George Washington the Constitutional Convention and the Presidency - Session 1

Jane Nevins



Mondays, September 12 – October 17 (six weeks)

4:15 – 5:15 pm

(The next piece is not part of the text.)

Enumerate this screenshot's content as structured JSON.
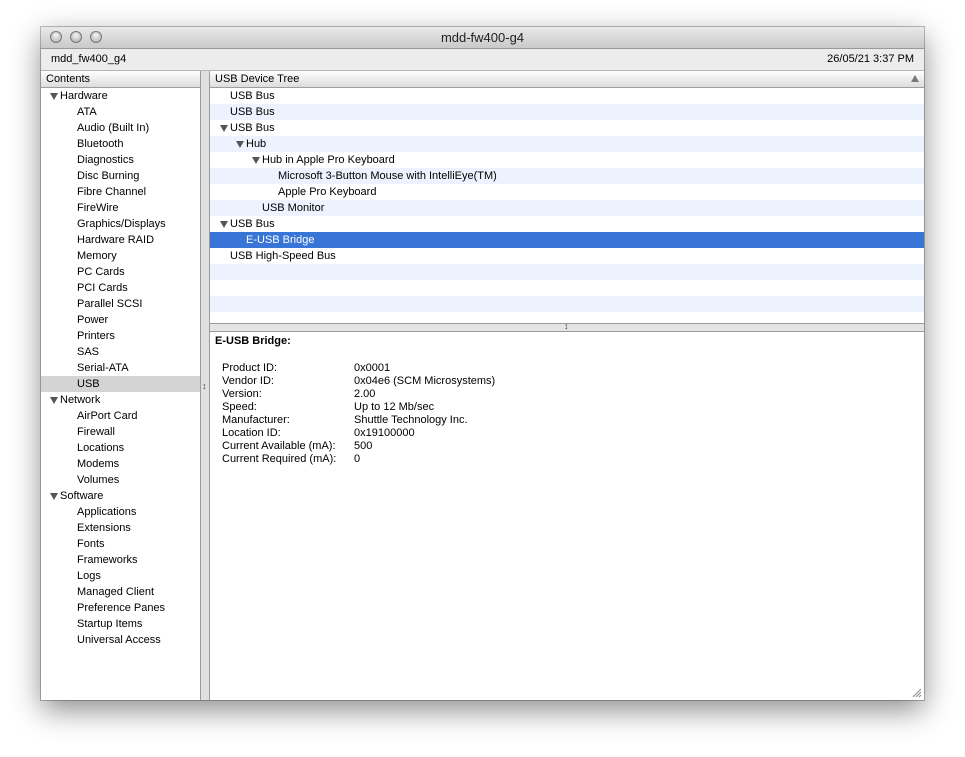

George Washington was central to shaping our country’s presidency. As Commander-in-Chief in the Revolution, he reported to the president of the Continental Congress whose power was weak by design and he saw the military effort suffer for it. After the war, when difficulties between the states showed the need to revise the Articles of Confederation, he pressed for a convention to write a new Constitution. The delegates chose him to preside over that convention. Because the Constitution described the president in very general terms (and still does), Washington’s election to and conduct of the Presidency laid the foundation for future presidents. As important, his exercise of the office filled out in practice the principles that underlie the Constitution itself. In discussion, we will allow ourselves to consider the ways in which the modern presidency reflects either the ideals or the defects in its original design.